Figure 1: Rand vs US dollar gauge
The rand has been on the front foot against the US dollar for the past week or so gaining c. 4.6% since the public holiday (17 June) to yesterday (27 June). Several factors have supported the local currency against the greenback including:
- A dovish US Federal Reserve (Fed) statement last week, which left borrowing costs unchanged (as expected) but signaled that it was ready to cut rates in the future if it became clear that global growth was weakening;
- a weaker dollar (which benefits emerging markets [EM] currencies in general); and
- a stronger gold price– gold exports are an important foreign-exchange earner for SA. The price of the yellow metal reached a six-year high earlier this week.
The US Fed is not the only central bank to make headlines recently – the European Central Bank (ECB) also indicated earlier this month that quantitative measures are being considered to aid the European economy.

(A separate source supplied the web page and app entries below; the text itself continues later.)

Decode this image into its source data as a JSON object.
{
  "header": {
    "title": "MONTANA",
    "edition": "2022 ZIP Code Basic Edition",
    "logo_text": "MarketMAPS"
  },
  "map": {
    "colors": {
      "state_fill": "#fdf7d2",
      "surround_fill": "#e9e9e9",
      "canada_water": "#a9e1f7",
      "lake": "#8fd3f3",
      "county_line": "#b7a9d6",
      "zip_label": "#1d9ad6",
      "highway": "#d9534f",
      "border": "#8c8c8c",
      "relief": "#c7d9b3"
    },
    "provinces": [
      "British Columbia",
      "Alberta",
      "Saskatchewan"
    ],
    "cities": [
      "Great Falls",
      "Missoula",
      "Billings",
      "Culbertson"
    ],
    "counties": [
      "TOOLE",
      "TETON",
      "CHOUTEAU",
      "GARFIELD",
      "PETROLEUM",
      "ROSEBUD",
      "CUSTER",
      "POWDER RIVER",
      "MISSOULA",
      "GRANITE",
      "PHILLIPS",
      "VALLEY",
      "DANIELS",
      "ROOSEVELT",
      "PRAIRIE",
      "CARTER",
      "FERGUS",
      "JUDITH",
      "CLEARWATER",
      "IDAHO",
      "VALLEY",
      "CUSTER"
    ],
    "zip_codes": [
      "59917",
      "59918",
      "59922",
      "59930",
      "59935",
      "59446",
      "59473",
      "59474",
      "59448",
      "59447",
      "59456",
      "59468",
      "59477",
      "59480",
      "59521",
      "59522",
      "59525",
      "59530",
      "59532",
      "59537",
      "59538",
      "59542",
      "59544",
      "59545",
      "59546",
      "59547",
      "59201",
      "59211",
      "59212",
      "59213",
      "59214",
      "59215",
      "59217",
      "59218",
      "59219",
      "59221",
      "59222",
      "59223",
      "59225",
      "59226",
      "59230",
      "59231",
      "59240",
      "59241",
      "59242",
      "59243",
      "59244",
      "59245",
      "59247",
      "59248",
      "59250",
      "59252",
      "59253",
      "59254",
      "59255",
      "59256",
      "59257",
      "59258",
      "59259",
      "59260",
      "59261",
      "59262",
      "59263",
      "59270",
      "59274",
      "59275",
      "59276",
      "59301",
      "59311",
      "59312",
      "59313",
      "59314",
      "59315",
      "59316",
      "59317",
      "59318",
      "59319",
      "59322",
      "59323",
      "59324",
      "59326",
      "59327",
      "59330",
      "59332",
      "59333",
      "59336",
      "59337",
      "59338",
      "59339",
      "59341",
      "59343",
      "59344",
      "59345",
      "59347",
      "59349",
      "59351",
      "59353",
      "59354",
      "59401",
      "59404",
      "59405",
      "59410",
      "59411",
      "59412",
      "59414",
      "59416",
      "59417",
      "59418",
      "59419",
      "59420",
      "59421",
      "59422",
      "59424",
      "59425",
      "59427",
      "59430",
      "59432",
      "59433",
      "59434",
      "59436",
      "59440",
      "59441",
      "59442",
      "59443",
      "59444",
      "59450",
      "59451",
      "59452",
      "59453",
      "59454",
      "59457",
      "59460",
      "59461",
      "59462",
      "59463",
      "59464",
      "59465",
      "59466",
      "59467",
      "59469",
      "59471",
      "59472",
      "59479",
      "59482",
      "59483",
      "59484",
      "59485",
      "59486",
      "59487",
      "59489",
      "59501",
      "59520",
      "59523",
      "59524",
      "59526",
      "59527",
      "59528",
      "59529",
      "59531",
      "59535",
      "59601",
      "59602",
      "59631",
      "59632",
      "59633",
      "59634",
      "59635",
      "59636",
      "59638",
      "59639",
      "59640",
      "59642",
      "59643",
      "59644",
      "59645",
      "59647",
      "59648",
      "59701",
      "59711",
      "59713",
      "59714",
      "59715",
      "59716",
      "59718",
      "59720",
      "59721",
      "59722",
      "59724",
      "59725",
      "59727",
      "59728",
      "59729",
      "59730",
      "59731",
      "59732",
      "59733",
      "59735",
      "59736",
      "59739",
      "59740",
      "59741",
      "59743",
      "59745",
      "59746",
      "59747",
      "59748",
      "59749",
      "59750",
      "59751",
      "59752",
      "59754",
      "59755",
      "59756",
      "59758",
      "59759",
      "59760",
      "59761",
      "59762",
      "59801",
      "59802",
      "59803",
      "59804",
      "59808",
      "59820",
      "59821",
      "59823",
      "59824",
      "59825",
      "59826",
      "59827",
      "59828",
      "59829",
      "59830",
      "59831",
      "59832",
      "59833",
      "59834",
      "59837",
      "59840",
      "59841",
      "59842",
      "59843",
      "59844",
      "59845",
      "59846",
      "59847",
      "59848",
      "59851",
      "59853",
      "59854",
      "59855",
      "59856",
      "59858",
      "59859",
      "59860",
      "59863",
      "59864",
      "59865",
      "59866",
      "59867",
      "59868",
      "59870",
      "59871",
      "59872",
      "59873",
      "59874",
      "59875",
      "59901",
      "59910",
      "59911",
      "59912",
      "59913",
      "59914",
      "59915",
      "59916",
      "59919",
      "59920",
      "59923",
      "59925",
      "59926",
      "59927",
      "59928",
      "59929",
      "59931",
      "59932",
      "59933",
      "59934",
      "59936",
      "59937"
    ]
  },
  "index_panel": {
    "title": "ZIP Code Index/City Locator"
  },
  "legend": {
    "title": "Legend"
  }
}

While trade war fears remain in focus, US President Donald Trump and Chinese President Xi Jinping are set to meet on the sidelines of the G20 summit, which starts on Friday (28 June) in Japan. Markets will be closely watching any developments for a sign that the two countries may move closer to an agreement to end the ongoing US-China trade war. Conversely, any escalation in trade-war rhetoric (from either side) could put further pressure on global markets (including SA), and weigh on the rand.
Figure 2: Actual ZAR/$ vs rand PPP model
Source: Bloomberg, Anchor